_Data records_.

= = = =

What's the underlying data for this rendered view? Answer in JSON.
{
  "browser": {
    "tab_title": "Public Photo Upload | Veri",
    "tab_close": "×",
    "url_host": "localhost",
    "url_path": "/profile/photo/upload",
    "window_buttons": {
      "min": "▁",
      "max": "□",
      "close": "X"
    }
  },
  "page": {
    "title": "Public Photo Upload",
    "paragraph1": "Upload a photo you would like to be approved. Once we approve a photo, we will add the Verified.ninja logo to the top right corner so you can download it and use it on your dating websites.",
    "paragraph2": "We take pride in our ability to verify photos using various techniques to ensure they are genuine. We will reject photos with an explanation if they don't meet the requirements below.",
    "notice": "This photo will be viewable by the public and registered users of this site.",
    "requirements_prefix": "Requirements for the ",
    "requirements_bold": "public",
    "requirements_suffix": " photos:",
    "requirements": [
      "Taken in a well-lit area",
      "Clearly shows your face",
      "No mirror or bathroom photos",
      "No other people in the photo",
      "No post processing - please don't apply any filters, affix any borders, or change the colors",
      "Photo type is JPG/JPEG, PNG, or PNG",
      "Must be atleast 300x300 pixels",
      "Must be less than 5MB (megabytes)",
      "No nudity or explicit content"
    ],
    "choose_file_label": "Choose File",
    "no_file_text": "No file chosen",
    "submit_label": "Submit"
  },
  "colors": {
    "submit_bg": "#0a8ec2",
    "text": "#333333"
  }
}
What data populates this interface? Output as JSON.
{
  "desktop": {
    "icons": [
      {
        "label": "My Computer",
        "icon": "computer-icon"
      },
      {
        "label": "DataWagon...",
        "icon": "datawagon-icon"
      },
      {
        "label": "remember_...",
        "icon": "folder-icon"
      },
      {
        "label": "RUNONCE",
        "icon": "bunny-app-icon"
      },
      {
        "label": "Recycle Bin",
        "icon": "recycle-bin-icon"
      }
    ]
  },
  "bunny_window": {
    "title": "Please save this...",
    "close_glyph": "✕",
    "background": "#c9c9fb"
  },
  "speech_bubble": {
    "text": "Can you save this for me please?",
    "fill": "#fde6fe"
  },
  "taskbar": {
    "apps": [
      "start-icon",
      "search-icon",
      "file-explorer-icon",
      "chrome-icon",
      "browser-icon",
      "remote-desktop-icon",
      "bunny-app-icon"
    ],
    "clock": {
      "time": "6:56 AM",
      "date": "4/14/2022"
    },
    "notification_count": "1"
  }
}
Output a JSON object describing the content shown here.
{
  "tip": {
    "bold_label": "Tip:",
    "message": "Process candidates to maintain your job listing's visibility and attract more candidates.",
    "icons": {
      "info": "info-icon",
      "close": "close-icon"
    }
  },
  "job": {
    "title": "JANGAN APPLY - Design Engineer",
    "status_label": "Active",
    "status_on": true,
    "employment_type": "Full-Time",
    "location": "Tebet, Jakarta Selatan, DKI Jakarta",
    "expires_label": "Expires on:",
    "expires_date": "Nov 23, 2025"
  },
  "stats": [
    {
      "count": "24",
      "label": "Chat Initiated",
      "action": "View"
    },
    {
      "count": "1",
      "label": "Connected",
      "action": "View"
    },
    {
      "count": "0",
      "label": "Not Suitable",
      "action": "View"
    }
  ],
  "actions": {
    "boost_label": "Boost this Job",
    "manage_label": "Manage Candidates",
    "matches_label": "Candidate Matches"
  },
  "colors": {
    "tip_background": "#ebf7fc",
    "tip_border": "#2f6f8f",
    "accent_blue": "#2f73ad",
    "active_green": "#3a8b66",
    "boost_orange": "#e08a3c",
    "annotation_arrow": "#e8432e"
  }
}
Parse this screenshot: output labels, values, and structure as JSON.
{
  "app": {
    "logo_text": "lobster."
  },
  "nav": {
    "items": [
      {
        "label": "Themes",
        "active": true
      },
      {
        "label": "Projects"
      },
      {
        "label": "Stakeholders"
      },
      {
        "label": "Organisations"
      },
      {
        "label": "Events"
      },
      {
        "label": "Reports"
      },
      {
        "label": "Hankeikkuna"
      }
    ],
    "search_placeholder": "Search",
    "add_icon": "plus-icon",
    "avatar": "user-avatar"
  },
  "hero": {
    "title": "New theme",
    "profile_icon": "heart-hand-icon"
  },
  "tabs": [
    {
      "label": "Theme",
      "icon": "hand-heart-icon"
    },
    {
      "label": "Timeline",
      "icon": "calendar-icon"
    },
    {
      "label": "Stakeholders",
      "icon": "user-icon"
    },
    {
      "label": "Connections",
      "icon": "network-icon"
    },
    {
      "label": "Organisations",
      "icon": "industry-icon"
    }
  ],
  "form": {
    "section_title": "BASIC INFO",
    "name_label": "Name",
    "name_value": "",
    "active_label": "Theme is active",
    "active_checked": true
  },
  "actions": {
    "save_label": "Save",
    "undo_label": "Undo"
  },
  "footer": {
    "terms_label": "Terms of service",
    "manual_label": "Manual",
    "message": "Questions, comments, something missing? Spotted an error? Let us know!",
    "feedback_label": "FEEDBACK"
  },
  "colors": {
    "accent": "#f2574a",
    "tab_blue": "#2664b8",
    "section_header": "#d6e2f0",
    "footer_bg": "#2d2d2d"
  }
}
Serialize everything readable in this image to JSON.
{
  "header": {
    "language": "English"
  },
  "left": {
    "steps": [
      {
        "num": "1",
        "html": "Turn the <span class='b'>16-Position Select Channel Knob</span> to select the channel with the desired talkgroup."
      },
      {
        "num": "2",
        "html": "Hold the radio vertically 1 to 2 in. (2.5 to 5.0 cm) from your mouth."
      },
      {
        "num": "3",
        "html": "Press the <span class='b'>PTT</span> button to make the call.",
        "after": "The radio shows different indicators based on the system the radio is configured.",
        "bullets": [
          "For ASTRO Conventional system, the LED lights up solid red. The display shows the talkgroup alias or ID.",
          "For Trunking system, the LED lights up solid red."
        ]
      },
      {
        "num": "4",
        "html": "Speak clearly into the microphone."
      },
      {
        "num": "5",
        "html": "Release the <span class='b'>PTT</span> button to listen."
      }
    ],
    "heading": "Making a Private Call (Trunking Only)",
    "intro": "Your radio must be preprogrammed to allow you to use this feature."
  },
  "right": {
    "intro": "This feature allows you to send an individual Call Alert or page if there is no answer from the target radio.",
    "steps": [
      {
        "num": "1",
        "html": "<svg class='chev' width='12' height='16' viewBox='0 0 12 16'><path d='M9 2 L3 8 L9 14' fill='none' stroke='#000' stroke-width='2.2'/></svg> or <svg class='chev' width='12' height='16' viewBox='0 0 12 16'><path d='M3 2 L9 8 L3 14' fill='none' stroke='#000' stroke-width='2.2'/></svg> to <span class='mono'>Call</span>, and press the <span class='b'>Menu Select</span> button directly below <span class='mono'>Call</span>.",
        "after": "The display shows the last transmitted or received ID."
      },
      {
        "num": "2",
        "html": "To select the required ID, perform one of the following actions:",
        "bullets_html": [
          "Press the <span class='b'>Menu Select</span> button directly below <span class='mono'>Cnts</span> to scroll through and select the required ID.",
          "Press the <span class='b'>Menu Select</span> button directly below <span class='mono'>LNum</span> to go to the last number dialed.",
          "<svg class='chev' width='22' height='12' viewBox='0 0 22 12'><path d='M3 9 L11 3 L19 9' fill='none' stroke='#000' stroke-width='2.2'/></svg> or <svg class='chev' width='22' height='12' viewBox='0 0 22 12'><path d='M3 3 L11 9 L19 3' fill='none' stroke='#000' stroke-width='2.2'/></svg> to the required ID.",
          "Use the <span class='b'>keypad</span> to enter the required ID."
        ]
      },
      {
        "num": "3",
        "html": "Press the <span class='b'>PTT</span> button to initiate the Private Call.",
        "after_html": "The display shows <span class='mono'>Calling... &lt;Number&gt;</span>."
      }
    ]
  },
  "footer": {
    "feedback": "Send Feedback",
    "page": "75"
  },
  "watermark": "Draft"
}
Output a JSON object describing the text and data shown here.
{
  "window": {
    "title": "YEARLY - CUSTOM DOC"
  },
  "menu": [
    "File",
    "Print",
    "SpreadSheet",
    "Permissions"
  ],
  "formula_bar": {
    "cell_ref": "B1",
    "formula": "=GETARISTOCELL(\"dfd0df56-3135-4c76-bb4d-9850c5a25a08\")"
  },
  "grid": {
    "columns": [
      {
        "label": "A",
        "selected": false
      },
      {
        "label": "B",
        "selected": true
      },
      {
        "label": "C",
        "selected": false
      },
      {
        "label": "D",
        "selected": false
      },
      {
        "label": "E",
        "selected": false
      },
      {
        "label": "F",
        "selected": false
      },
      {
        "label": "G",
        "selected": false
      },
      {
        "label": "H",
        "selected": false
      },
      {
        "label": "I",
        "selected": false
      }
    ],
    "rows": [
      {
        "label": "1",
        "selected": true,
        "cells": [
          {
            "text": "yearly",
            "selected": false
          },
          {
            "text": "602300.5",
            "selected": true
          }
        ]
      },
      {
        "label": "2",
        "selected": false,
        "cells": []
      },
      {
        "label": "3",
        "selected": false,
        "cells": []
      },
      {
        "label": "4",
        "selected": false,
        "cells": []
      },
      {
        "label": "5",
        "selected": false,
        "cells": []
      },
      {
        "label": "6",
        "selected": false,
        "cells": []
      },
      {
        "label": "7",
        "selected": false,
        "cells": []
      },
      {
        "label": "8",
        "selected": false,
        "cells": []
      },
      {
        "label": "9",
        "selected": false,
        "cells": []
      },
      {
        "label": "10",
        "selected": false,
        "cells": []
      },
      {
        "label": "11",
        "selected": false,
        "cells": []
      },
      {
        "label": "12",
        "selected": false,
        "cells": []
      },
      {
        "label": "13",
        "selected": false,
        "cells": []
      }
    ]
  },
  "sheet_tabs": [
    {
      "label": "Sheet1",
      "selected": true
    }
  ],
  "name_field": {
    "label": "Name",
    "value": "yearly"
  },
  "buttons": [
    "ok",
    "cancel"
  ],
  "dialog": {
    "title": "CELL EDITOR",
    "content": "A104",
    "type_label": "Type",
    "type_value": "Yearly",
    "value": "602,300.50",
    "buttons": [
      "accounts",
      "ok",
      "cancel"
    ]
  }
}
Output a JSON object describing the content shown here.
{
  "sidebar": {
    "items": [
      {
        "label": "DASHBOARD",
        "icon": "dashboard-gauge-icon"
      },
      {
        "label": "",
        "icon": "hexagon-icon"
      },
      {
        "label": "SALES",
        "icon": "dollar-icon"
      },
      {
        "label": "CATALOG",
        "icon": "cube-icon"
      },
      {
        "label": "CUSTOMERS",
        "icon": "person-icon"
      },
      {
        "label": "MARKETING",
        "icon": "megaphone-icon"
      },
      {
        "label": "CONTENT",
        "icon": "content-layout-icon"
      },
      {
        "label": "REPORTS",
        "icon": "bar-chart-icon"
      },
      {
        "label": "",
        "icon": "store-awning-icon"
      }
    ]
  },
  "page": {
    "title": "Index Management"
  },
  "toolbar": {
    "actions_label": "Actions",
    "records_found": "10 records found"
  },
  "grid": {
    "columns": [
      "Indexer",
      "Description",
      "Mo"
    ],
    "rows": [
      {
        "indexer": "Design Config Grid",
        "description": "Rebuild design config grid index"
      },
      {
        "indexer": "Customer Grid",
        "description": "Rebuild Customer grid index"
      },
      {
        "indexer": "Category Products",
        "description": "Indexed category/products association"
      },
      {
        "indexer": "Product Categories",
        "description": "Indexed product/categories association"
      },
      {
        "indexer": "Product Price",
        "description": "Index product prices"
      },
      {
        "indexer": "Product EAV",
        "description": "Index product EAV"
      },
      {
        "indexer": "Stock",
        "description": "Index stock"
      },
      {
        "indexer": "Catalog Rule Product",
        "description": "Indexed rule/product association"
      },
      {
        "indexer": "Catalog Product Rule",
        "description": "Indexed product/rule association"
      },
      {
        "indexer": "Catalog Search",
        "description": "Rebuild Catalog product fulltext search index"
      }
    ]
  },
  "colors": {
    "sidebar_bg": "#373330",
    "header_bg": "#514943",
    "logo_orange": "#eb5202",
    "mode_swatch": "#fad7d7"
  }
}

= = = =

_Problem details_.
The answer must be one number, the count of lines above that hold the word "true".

_Written answer_.
7